But, seriously, how could anyone believe the denials that it wouldn’t?
NY Times: [Fred] Wilpon bought the Mets in 1980 in a partnership with Nelson Doubleday and became the team’s principal owner in 2002, when he bought Doubleday’s share of the team. The losses that Wilpon has sustained as a result of the Madoff fraud case could hamper his ability to pay back debt related to that buyout.
The losses could also hurt Wilpon’s ability to help the Mets weather the current economic downturn. Many sports leagues, including Major League Baseball, are bracing for lower revenue next season as consumers cut back on discretionary spending.
Perhaps most troubling is the possibility that losses incurred by Sterling Equities could put pressure on Wilpon to raise money by selling other assets. Because Sterling invested money directly with Madoff, Wilpon may have to come up with money to reimburse some of his own investors for losses.
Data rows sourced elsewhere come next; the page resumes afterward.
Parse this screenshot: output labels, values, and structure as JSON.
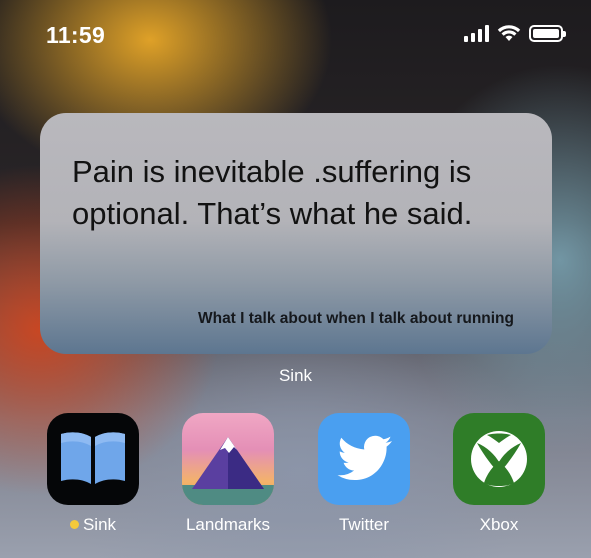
{
  "status_bar": {
    "time": "11:59",
    "icons": [
      "cellular-signal-icon",
      "wifi-icon",
      "battery-icon"
    ]
  },
  "widget": {
    "quote": "Pain is inevitable .suffering is optional. That’s what he said.",
    "source": "What I talk about when I talk about running",
    "app_label": "Sink"
  },
  "dock_apps": [
    {
      "label": "Sink",
      "icon": "book-icon",
      "has_dot": true,
      "dot_color": "#f4c93b"
    },
    {
      "label": "Landmarks",
      "icon": "mountain-icon"
    },
    {
      "label": "Twitter",
      "icon": "twitter-bird-icon",
      "color": "#4a9ff0"
    },
    {
      "label": "Xbox",
      "icon": "xbox-icon",
      "color": "#2f7d28"
    }
  ]
}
That may cause him to sell valuable assets, including a portion of his ownership in the Mets.
This year, Forbes magazine estimated the value of the Mets to be $824 million, making it the second-most valuable baseball franchise, behind only the Yankees.
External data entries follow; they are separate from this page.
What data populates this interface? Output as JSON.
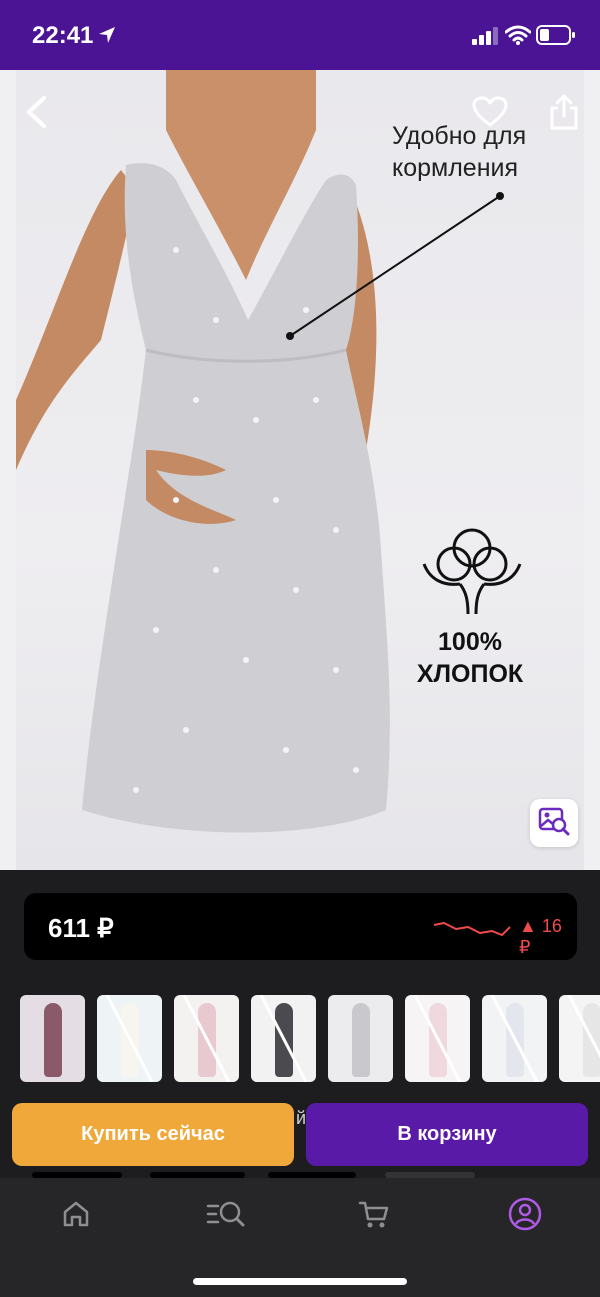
{
  "status": {
    "time": "22:41",
    "icons": [
      "location-arrow-icon",
      "signal-icon",
      "wifi-icon",
      "battery-icon"
    ]
  },
  "product_image": {
    "feature_note": "Удобно для кормления",
    "material_line1": "100%",
    "material_line2": "ХЛОПОК",
    "icons": [
      "back-chevron-icon",
      "heart-icon",
      "share-icon",
      "cotton-icon",
      "image-search-icon"
    ]
  },
  "price": {
    "value": "611 ₽",
    "change": "▲ 16 ₽",
    "change_color": "#ef4b4b"
  },
  "behind_text": "й",
  "actions": {
    "buy_now": "Купить сейчас",
    "add_to_cart": "В корзину"
  },
  "colors": {
    "status_bar": "#4a1494",
    "buy_now": "#f0a83a",
    "add_to_cart": "#5a1aa8",
    "active_tab": "#b05be8"
  },
  "tabs": [
    {
      "icon": "home-icon",
      "active": false
    },
    {
      "icon": "catalog-search-icon",
      "active": false
    },
    {
      "icon": "cart-icon",
      "active": false
    },
    {
      "icon": "profile-icon",
      "active": true
    }
  ]
}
But given the Mets’ not-so-hot record since Wilpon became the principal owner maybe it’s not such a bad thing?